was not intended for it ; hence the directions to exclude the two
outside rows of each plat, one on one side and the other on the
other side, and not to include the crop of those rows in the har-
vest measured, are important. Since this cannot be done conven-
iently with wheat and other small grains, it is recommended to
leave vacant spaces of two feet between the plats.
In measuring the crop, due credit should be given for every
part of it that can be utilized in any way ; if corn, not only the
seed, but the stalks ; if wheat, oats, etc., the straw as well as the
seed ; if potatoes, of course only the tubers.
The results.-In spite of all the care that may be taken in car-

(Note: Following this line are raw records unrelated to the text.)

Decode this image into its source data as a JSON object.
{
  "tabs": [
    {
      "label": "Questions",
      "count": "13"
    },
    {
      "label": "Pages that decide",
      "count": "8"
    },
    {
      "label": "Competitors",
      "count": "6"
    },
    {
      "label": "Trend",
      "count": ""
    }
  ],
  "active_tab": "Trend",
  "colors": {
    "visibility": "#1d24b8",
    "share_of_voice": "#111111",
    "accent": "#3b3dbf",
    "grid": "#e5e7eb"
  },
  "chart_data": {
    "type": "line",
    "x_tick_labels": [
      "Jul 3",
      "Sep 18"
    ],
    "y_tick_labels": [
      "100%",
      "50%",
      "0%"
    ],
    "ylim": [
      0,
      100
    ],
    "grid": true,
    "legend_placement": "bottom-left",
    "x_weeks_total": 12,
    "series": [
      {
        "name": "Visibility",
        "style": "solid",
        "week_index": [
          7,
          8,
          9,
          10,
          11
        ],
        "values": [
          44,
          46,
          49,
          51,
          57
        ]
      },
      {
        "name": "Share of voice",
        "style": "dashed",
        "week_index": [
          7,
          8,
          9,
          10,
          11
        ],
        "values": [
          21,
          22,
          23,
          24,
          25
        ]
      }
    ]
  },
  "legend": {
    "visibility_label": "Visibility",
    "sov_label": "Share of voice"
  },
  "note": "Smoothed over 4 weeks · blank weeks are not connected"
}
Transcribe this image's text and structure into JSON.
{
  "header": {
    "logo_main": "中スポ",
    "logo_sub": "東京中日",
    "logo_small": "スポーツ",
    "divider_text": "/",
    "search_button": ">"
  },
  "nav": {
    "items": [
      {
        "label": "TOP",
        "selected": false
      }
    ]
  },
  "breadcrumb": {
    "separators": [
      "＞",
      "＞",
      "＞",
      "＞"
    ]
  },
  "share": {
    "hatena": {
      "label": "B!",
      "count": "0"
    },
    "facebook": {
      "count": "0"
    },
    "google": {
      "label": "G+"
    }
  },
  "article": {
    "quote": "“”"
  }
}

rying out these soil tests, irregularities will appear in the results,
sometimes so great that it is not easy to decide what their real
meaning is; weather, soil, tillage and fertilizer work together
for the making of the crop on each of the plats. All the plats
suffer alike in bad weather and rejoice alike in good weather; the
tillage has been the same for all the plats; all the plats were
planted on the same day; only the fertilizing is different, because
we made it so. The soil we suppose to be at least fairly uniform
throughout; if, however, it does differ seriously from end to end
of the field, all our long and narrow plats run across these irregu-
larities and should be affected alike by them.
There may, however, be differences not easy to detect in the
soil of different plats, by which the growth on one plat may be
specially favored, or by means of which the fertilizer may be bet-
FIELD EXPERIMENTS WITH FERTILIZERS.
ter utilized. Whatever the reasons may be they will tell upon
the results but will make less trouble for us the more careful we
are as to everything that we can control.
It is possible by a careful study of the results to correct some of
the discrepancies. A few years ago a German agricultural chem-
ist proposed a method for making such corrections by which the
results could be evened up and made to show much more clearly
what the soil and crop experimented upon require in the way of
plant-food. The explanation of this method could not be made
clear without illustrations, and such illustrations would be
more interesting if drawn from actual experiments carried out in
The writer of this paper will be glad to correspond with any
farmers or horticulturists of this state who are disposed to try this
method of field experiments, and answer any questions about the
matter, go over the results obtained, apply the corrections accord-
ing to the method above mentioned, and finally to issue in
another bulletin early next year an account of all the experiments
reported to him. G. C. CALDWELL.